Off the route on Lake Albert are spectacles like Murchison Falls and many small rivers that feed the lake and the surrounding swamp. Beside the oil exploration on the lake’s shore, the lake is a good fishing ground.
It is located at the heart of central Uganda on the en-route of the River Nile into the Mediterranean Sea in Egypt. The lake’s distinct features include the finger-like shoots that define the swamps that overflow during the rainy season.
Fishing is the main economic activity on the lake and is located near Budongo Forest reserve. You can visit the lake and also go for chimpanzee tracking adventures in the forest reserve.
Lake Edward and Lake George
The two lakes are typically located in the rift valley escarpment in south western Uganda and are connected by the Kazinga Channel. Lake Edward shared by Uganda and DR Congo with parts of the 2325sq km lake in Queen Elizabeth National Park.
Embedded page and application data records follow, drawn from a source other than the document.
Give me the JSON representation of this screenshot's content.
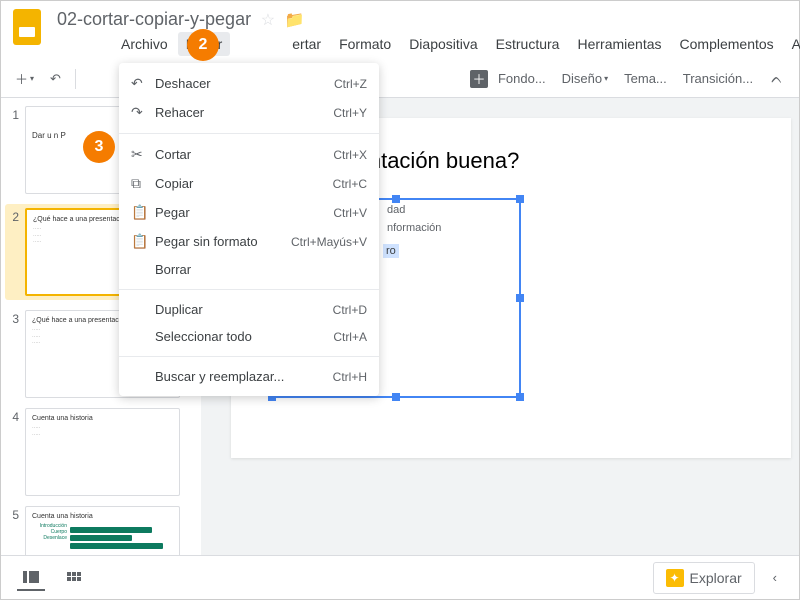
{
  "doc": {
    "title": "02-cortar-copiar-y-pegar"
  },
  "menubar": [
    "Archivo",
    "Editar",
    "ertar",
    "Formato",
    "Diapositiva",
    "Estructura",
    "Herramientas",
    "Complementos",
    "Ayuda"
  ],
  "toolbar": {
    "fondo": "Fondo...",
    "diseno": "Diseño",
    "tema": "Tema...",
    "transicion": "Transición..."
  },
  "dropdown": {
    "items": [
      {
        "icon": "↶",
        "label": "Deshacer",
        "shortcut": "Ctrl+Z"
      },
      {
        "icon": "↷",
        "label": "Rehacer",
        "shortcut": "Ctrl+Y"
      },
      "sep",
      {
        "icon": "✂",
        "label": "Cortar",
        "shortcut": "Ctrl+X"
      },
      {
        "icon": "⧉",
        "label": "Copiar",
        "shortcut": "Ctrl+C"
      },
      {
        "icon": "📋",
        "label": "Pegar",
        "shortcut": "Ctrl+V"
      },
      {
        "icon": "📋",
        "label": "Pegar sin formato",
        "shortcut": "Ctrl+Mayús+V"
      },
      {
        "icon": "",
        "label": "Borrar",
        "shortcut": ""
      },
      "sep",
      {
        "icon": "",
        "label": "Duplicar",
        "shortcut": "Ctrl+D"
      },
      {
        "icon": "",
        "label": "Seleccionar todo",
        "shortcut": "Ctrl+A"
      },
      "sep",
      {
        "icon": "",
        "label": "Buscar y reemplazar...",
        "shortcut": "Ctrl+H"
      }
    ]
  },
  "canvas": {
    "title": "una presentación buena?",
    "line1": "dad",
    "line2": "nformación",
    "highlight": "ro"
  },
  "thumbs": {
    "t1": "Dar u      n P",
    "t2": "¿Qué hace a una presentaci",
    "t3": "¿Qué hace a una presentaci",
    "t4": "Cuenta una historia",
    "t5": "Cuenta una historia",
    "t5a": "Introducción",
    "t5b": "Cuerpo",
    "t5c": "Desenlace"
  },
  "callouts": {
    "c2": "2",
    "c3": "3"
  },
  "explore": "Explorar"
}
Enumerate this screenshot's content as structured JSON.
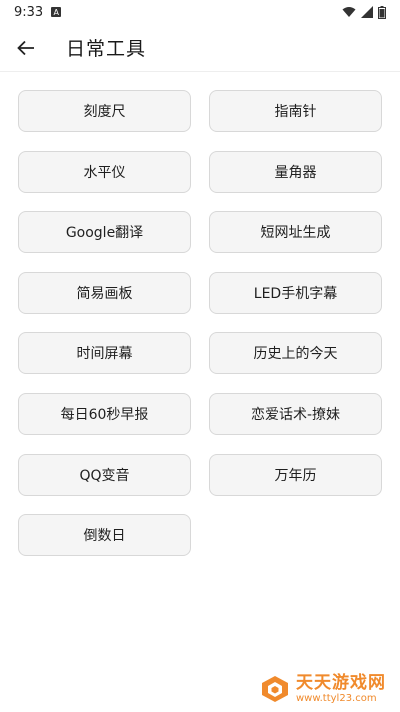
{
  "status_bar": {
    "time": "9:33",
    "notification_icon": "A"
  },
  "header": {
    "title": "日常工具"
  },
  "tools": [
    "刻度尺",
    "指南针",
    "水平仪",
    "量角器",
    "Google翻译",
    "短网址生成",
    "简易画板",
    "LED手机字幕",
    "时间屏幕",
    "历史上的今天",
    "每日60秒早报",
    "恋爱话术-撩妹",
    "QQ变音",
    "万年历",
    "倒数日"
  ],
  "watermark": {
    "name": "天天游戏网",
    "url": "www.ttyl23.com"
  }
}
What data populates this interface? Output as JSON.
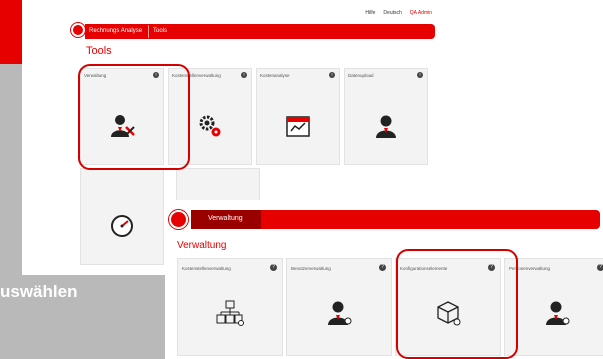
{
  "overlay": {
    "caption": "uswählen"
  },
  "screen1": {
    "links": [
      "Hilfe",
      "Deutsch",
      "QA Admin"
    ],
    "breadcrumb": [
      "Rechnungs Analyse",
      "Tools"
    ],
    "title": "Tools",
    "tiles": [
      {
        "label": "Verwaltung",
        "icon": "admin-person-icon"
      },
      {
        "label": "Kostenstellenverwaltung",
        "icon": "gears-icon"
      },
      {
        "label": "Kostenanalyse",
        "icon": "calendar-chart-icon"
      },
      {
        "label": "Datenupload",
        "icon": "person-icon"
      },
      {
        "label": "",
        "icon": "speedometer-icon"
      },
      {
        "label": "",
        "icon": "speedometer-icon"
      }
    ]
  },
  "screen2": {
    "breadcrumb": [
      "Verwaltung"
    ],
    "title": "Verwaltung",
    "tiles": [
      {
        "label": "Kostenstellenverwaltung",
        "icon": "org-chart-icon"
      },
      {
        "label": "Benutzerverwaltung",
        "icon": "user-gear-icon"
      },
      {
        "label": "Konfigurationselemente",
        "icon": "cube-gear-icon"
      },
      {
        "label": "Personenverwaltung",
        "icon": "person-gear-icon"
      }
    ]
  },
  "colors": {
    "brand_red": "#e60000",
    "dark_red": "#9b0000",
    "tile_bg": "#f3f3f3",
    "highlight": "#d40000"
  }
}
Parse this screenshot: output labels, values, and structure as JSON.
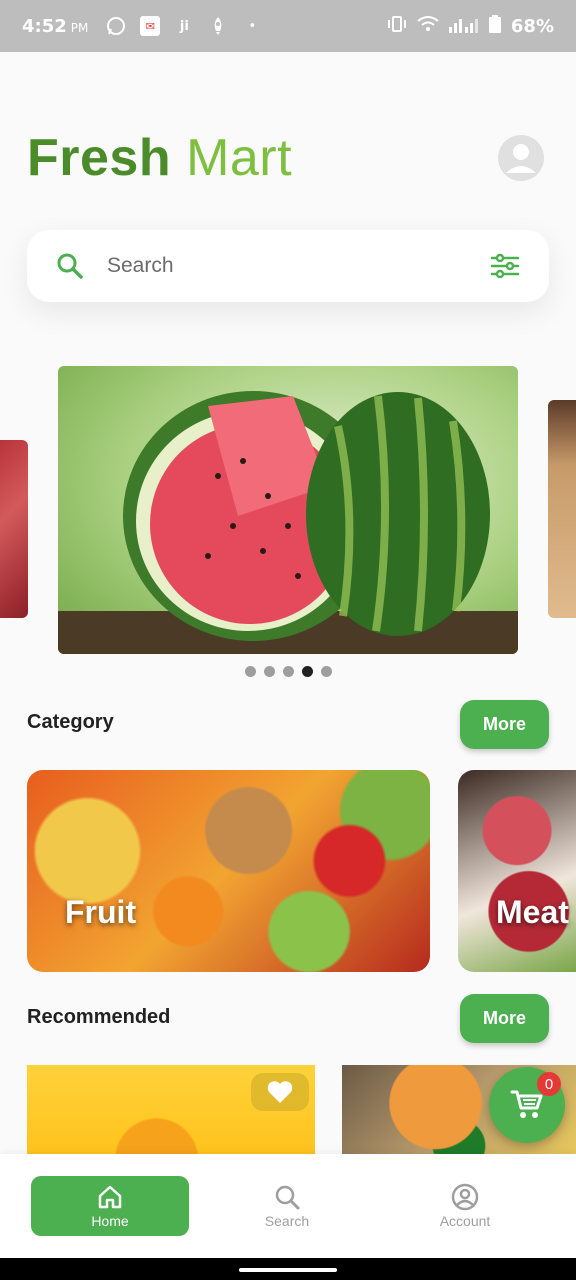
{
  "status_bar": {
    "time": "4:52",
    "ampm": "PM",
    "battery": "68%",
    "icons": [
      "whatsapp-icon",
      "notification-app-icon",
      "jiji-icon",
      "rocket-icon",
      "dot-icon",
      "vibrate-icon",
      "wifi-icon",
      "signal-icon",
      "battery-icon"
    ]
  },
  "header": {
    "title_part1": "Fresh",
    "title_part2": "Mart"
  },
  "search": {
    "placeholder": "Search"
  },
  "carousel": {
    "slide_count": 5,
    "active_index": 3
  },
  "category": {
    "title": "Category",
    "more_label": "More",
    "items": [
      {
        "label": "Fruit"
      },
      {
        "label": "Meat"
      }
    ]
  },
  "recommended": {
    "title": "Recommended",
    "more_label": "More"
  },
  "cart": {
    "count": "0"
  },
  "bottom_nav": {
    "items": [
      {
        "label": "Home"
      },
      {
        "label": "Search"
      },
      {
        "label": "Account"
      }
    ]
  },
  "colors": {
    "accent": "#4caf50",
    "badge": "#e53935",
    "status_bar": "#bdbdbd"
  }
}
Lake George is the smaller of the two and shallow as well occupying 250sq km. A swamp fringes that silted lake that is joined to Lake Edward by the meandering waters of Kazinga Channel.
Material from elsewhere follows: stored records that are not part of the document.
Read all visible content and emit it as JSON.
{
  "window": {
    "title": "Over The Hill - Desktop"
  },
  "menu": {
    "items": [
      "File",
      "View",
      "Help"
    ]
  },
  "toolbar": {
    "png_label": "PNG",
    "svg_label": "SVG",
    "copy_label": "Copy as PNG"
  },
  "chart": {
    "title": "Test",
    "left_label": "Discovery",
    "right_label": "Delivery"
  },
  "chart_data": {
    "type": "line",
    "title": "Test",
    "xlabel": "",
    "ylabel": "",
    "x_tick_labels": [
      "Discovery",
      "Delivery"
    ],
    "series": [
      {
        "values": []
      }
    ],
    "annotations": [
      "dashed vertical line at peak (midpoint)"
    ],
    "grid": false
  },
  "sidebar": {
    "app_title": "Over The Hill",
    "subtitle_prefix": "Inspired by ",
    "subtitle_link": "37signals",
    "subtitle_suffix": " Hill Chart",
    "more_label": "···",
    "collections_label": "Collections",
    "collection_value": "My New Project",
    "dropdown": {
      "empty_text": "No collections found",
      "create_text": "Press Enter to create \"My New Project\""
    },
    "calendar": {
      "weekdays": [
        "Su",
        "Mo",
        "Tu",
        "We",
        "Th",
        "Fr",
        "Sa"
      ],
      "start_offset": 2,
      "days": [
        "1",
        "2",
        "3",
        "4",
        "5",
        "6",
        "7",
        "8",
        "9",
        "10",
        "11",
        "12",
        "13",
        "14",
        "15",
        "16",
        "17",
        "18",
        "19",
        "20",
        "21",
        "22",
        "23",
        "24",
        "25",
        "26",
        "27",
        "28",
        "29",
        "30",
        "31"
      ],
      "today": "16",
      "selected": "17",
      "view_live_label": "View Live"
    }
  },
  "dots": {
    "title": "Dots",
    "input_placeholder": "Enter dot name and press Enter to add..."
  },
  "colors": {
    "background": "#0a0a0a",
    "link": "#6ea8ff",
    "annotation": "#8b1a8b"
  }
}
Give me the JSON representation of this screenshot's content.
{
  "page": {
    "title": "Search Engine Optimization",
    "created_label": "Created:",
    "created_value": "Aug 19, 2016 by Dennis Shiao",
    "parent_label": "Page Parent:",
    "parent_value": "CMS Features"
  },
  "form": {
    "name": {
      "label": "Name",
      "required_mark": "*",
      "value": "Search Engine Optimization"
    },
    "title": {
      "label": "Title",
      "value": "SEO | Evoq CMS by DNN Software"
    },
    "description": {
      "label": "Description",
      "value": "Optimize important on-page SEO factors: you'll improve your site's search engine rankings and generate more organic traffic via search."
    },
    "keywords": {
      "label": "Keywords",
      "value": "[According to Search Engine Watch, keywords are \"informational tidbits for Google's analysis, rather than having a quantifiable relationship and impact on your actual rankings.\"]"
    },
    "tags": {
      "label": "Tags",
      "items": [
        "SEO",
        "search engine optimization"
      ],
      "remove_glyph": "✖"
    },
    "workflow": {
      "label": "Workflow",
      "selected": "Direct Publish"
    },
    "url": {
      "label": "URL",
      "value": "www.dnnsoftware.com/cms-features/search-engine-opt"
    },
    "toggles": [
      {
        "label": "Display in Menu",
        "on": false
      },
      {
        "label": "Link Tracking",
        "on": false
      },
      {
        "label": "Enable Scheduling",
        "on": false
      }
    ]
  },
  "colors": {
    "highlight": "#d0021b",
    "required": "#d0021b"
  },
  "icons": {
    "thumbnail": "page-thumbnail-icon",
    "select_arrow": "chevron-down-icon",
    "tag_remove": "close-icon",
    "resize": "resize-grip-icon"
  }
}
Fishing is an important economic activity for the communities living near the two lakes. Kazinga Channel is known for the traditional sunset baot cruises for wildlfie safaris at Queen Elizabeth
This lake lies in a designated ramsar site 20km from Kampala in the south central district of Masaka. it was once part of the greater Lake Victoria until silting of lake Victoria built sand dunes that separated the two lakes.
It is good place for birding safaris in Uganda and some of the regular sights at the lake are kingfishers, Crested Crane, Ross’ Turaco and the broad billed roller among others. Some of the animals that live near the lakes include vervet monkeys, duikers, monitor lizards and squirrels among others.
This lake is found in south western Uganda and is one of the deepest lakes in Africa. It was named after the many birds that nest and migrate to the swamps and islands in the lake. It is a fresh water lake, bilharzias free and good for swimming. It is a remarkable destination for tourist adventures like boating and bird watching among others.
Ndali-Kasienda Crater lakes
These lakes are believed to be a result of volcanic activity that occurred in south west Uganda some 100,000 years ago. The extensive lake has more than 50 smaller lakes and water streams that flood in the course of the rainy season. The surrounding area boasts sights of monkey, butterflies, birds and fishing activity.
This fresh water lake is located in Eastern Uganda and was formed called lake Salisbury. Although long and narrow, the lake is a source of livelihood for the fishing communities in Eastern Uganda and a great birding site too. Some of the birds found in the fringing swamp include the papyrus endemic gonolek, Fox’s Weaver (endemic to swamps on this lake), shoebill stork, white winged warbler, pygmy goose and the Lesser Jacana among others.
This seasonal lake is thought to be part of the greater Lake Kyoga covered in papyrus swamp and water logged savannah. The wetlands protects Uganda’s largest breeding colonies of the papyrus gonolek, shoebill stork, rufus bellied heron, fox’s weaver and also has a few sights to the water loving antelope species-sitatunga.
There are many lakes in Uganda, both seasonal and permanent. Some of the lakes define Uganda’s national parks and sustain many of the forest reserves in the country. Other lakes worth visiting include Lake Mutanda in Bwindi Forest Park, Mutolere that is drained by the glaciers from Rwenzori Mountain in western Uganda, Lake Saka and Kaitabarogo in Fort Portal, Lake Wamala and Lake Katwe that is known for Uganda’s salt mining activity.
The major rivers that drain Uganda’s lakes include River Nile and its tributaries (Victoria Nile, Albert Nile & Blue Nile),Katonga, Mpanga, Narus, Manafwa, Narus, Lamia, Nyamwamba, Mubuku, Nyamugasani and Bujuku to mention a few.